Records:
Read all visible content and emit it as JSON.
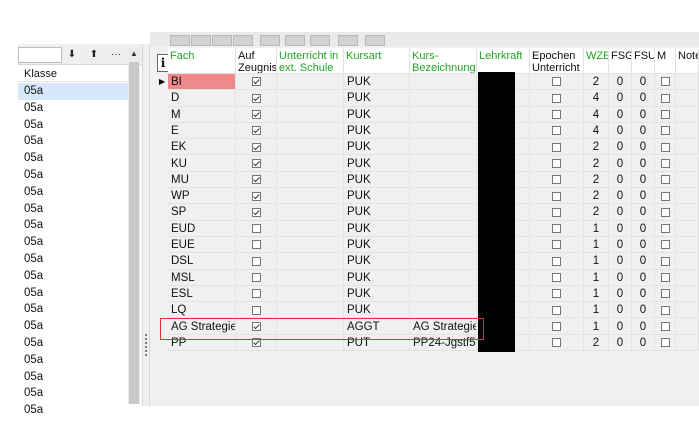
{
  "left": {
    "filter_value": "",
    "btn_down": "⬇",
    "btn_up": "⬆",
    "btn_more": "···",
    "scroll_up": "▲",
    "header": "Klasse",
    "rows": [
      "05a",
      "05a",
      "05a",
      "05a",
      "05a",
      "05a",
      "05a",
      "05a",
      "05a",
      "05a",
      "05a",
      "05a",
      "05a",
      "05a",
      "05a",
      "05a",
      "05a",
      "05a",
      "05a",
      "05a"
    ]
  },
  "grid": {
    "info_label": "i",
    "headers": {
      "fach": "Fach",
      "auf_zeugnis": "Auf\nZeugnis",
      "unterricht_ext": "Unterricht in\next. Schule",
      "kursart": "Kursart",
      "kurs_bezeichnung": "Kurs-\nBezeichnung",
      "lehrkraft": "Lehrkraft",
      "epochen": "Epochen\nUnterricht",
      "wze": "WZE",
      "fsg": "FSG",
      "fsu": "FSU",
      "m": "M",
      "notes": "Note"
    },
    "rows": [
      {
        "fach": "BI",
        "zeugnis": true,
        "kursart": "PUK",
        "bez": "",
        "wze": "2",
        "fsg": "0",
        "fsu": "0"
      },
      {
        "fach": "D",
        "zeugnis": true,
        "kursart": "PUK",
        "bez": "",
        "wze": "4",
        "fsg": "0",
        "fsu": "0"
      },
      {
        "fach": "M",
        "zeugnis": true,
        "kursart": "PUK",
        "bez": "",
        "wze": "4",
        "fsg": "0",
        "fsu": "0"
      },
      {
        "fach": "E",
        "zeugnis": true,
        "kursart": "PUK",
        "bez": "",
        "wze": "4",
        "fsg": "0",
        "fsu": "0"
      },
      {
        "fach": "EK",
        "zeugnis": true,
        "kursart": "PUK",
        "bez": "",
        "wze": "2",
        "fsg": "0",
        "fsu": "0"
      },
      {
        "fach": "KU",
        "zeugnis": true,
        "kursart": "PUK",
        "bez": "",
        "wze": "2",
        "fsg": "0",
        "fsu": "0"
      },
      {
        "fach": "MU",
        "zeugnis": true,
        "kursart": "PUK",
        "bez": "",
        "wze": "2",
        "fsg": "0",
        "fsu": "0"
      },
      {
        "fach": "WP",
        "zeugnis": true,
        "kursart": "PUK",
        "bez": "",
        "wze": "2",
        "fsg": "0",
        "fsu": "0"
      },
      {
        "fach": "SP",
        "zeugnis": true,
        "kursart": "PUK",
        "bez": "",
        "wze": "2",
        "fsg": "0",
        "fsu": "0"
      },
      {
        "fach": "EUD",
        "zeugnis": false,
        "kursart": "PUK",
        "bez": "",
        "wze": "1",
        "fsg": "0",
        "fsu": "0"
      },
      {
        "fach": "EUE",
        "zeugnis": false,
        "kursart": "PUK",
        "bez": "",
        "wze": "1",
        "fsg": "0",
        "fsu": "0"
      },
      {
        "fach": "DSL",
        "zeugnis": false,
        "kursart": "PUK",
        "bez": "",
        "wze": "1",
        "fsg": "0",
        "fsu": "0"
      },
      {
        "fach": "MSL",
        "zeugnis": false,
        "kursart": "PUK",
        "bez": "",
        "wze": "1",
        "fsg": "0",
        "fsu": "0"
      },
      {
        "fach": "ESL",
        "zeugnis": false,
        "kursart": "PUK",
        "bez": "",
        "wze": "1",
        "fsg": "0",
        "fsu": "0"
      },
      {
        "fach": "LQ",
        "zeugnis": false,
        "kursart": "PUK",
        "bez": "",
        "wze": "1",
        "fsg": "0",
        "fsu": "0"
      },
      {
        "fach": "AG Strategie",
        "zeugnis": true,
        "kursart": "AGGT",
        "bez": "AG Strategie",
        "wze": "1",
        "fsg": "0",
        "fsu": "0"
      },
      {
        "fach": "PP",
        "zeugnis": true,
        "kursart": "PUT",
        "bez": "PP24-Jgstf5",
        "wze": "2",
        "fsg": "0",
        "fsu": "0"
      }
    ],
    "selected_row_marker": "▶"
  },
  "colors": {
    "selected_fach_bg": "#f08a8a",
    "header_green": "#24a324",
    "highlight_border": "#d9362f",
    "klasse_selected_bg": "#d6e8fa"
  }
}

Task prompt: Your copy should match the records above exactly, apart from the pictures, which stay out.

Response to the exercise:
Read all visible content and emit it as JSON.
{
  "left": {
    "filter_value": "",
    "btn_down": "⬇",
    "btn_up": "⬆",
    "btn_more": "···",
    "scroll_up": "▲",
    "header": "Klasse",
    "rows": [
      "05a",
      "05a",
      "05a",
      "05a",
      "05a",
      "05a",
      "05a",
      "05a",
      "05a",
      "05a",
      "05a",
      "05a",
      "05a",
      "05a",
      "05a",
      "05a",
      "05a",
      "05a",
      "05a",
      "05a"
    ]
  },
  "grid": {
    "info_label": "i",
    "headers": {
      "fach": "Fach",
      "auf_zeugnis": "Auf\nZeugnis",
      "unterricht_ext": "Unterricht in\next. Schule",
      "kursart": "Kursart",
      "kurs_bezeichnung": "Kurs-\nBezeichnung",
      "lehrkraft": "Lehrkraft",
      "epochen": "Epochen\nUnterricht",
      "wze": "WZE",
      "fsg": "FSG",
      "fsu": "FSU",
      "m": "M",
      "notes": "Note"
    },
    "rows": [
      {
        "fach": "BI",
        "zeugnis": true,
        "kursart": "PUK",
        "bez": "",
        "wze": "2",
        "fsg": "0",
        "fsu": "0"
      },
      {
        "fach": "D",
        "zeugnis": true,
        "kursart": "PUK",
        "bez": "",
        "wze": "4",
        "fsg": "0",
        "fsu": "0"
      },
      {
        "fach": "M",
        "zeugnis": true,
        "kursart": "PUK",
        "bez": "",
        "wze": "4",
        "fsg": "0",
        "fsu": "0"
      },
      {
        "fach": "E",
        "zeugnis": true,
        "kursart": "PUK",
        "bez": "",
        "wze": "4",
        "fsg": "0",
        "fsu": "0"
      },
      {
        "fach": "EK",
        "zeugnis": true,
        "kursart": "PUK",
        "bez": "",
        "wze": "2",
        "fsg": "0",
        "fsu": "0"
      },
      {
        "fach": "KU",
        "zeugnis": true,
        "kursart": "PUK",
        "bez": "",
        "wze": "2",
        "fsg": "0",
        "fsu": "0"
      },
      {
        "fach": "MU",
        "zeugnis": true,
        "kursart": "PUK",
        "bez": "",
        "wze": "2",
        "fsg": "0",
        "fsu": "0"
      },
      {
        "fach": "WP",
        "zeugnis": true,
        "kursart": "PUK",
        "bez": "",
        "wze": "2",
        "fsg": "0",
        "fsu": "0"
      },
      {
        "fach": "SP",
        "zeugnis": true,
        "kursart": "PUK",
        "bez": "",
        "wze": "2",
        "fsg": "0",
        "fsu": "0"
      },
      {
        "fach": "EUD",
        "zeugnis": false,
        "kursart": "PUK",
        "bez": "",
        "wze": "1",
        "fsg": "0",
        "fsu": "0"
      },
      {
        "fach": "EUE",
        "zeugnis": false,
        "kursart": "PUK",
        "bez": "",
        "wze": "1",
        "fsg": "0",
        "fsu": "0"
      },
      {
        "fach": "DSL",
        "zeugnis": false,
        "kursart": "PUK",
        "bez": "",
        "wze": "1",
        "fsg": "0",
        "fsu": "0"
      },
      {
        "fach": "MSL",
        "zeugnis": false,
        "kursart": "PUK",
        "bez": "",
        "wze": "1",
        "fsg": "0",
        "fsu": "0"
      },
      {
        "fach": "ESL",
        "zeugnis": false,
        "kursart": "PUK",
        "bez": "",
        "wze": "1",
        "fsg": "0",
        "fsu": "0"
      },
      {
        "fach": "LQ",
        "zeugnis": false,
        "kursart": "PUK",
        "bez": "",
        "wze": "1",
        "fsg": "0",
        "fsu": "0"
      },
      {
        "fach": "AG Strategie",
        "zeugnis": true,
        "kursart": "AGGT",
        "bez": "AG Strategie",
        "wze": "1",
        "fsg": "0",
        "fsu": "0"
      },
      {
        "fach": "PP",
        "zeugnis": true,
        "kursart": "PUT",
        "bez": "PP24-Jgstf5",
        "wze": "2",
        "fsg": "0",
        "fsu": "0"
      }
    ],
    "selected_row_marker": "▶"
  },
  "colors": {
    "selected_fach_bg": "#f08a8a",
    "header_green": "#24a324",
    "highlight_border": "#d9362f",
    "klasse_selected_bg": "#d6e8fa"
  }
}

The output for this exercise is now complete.